[OUTSOURCING]

Gently fold whipped cream into your (finally completed) chilled chocolate mixture.
[GENE EDITING]

Garnish mousse with candy, berries, cocoa powder, nuts, peppermint, more whipped cream...
[RNA INDUSTRY DEVELOPMENT]

  • Or perhaps several different flavors of RNA.
  • There’s quite a bit to salivate over in the RNA therapeutics space, including the many ongoing efforts Nobel-winner Drew Weissman outlines in this Forbes article. Cancer vaccines, in vivo CAR-Ts, targeted delivery — it’s a pretty tempting dessert cart, if I do say so myself.
  • If you’d also enjoy a sprinkling of oligonucleotides (a word which, in and of itself, is a delightful gobstopper), this is a great write-up on the state of and future outlook for the oligo market.

Hide Betty Crocker’s name and claim it’s a secret family recipe forever and ever until death do you part.
[PATENTS]

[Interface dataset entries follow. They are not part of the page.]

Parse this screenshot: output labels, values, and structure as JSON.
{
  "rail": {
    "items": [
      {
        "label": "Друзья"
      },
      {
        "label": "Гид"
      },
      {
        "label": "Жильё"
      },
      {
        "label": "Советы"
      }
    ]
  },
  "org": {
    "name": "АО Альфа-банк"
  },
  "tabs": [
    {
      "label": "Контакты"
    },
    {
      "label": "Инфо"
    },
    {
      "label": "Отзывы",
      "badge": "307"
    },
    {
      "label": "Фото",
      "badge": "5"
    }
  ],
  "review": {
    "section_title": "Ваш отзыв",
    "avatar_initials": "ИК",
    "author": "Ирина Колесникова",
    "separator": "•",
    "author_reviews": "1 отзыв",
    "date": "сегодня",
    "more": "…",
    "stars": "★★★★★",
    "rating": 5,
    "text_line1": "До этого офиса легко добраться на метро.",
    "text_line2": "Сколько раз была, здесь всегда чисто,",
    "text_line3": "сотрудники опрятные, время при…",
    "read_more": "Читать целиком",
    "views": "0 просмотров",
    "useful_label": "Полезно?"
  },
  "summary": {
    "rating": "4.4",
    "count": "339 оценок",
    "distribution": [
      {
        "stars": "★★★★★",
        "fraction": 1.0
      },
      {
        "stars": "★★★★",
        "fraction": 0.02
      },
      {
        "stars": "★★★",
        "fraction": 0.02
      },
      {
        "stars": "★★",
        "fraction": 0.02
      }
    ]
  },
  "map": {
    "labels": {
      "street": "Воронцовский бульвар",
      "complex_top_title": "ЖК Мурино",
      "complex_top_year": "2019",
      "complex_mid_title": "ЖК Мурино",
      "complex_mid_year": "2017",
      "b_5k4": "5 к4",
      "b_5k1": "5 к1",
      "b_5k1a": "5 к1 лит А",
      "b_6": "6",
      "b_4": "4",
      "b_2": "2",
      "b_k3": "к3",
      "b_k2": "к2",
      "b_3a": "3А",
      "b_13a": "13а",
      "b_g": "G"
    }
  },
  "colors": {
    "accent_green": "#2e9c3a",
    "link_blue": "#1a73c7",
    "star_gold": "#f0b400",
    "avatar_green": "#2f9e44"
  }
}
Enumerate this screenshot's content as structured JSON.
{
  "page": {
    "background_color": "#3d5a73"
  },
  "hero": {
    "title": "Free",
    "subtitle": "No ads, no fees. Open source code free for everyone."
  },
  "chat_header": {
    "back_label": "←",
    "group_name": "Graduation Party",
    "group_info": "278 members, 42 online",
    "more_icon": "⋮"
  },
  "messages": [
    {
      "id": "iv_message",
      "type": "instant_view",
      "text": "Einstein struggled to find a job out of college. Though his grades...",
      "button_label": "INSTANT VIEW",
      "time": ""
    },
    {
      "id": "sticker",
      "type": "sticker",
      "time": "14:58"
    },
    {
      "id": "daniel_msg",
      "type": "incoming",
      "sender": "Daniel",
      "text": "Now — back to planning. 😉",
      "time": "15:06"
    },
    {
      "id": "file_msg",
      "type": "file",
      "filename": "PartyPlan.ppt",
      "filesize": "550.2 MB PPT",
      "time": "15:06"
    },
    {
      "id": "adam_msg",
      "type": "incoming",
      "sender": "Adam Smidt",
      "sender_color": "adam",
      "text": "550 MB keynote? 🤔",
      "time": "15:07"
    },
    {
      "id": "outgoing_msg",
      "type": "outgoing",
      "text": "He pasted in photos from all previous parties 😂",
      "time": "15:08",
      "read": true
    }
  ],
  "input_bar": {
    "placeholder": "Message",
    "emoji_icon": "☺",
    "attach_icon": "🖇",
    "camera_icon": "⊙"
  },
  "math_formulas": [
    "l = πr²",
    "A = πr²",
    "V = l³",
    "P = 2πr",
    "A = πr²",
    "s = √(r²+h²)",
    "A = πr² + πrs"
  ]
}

  • Master chefs don’t kiss and tell.
    • Cooking Tip: Avoid mistletoe.
  • In my last edition of must-reads, I shared a long document from the European Patent Office on the growth of patenting in the mRNA space. But if bite-sized visuals are more appealing to you, patent intelligence firm KnowMade has kindly made its poster on mRNA and self-amplifying RNA patent & industry trends from the 11th annual mRNA Health Conference available for mass consumption.
  • Speaking of the European Patent Office: The EPO invalidated one of Moderna’s patents, freeing BioNTech (at least at present, pre-appeal) from having to pay damages for using Moderna’s alleged technology in Pfizer/BioNTech’s vaccine.
    • FYI, the patent revoked was the EP 565 patent covering the “betacoronavirus mRNA-LNP vaccine,” NOT the EP 949 patent protecting modified mRNA (i.e., “ribonucleic acids containing n1-methyl-pseudouracils and uses thereof”).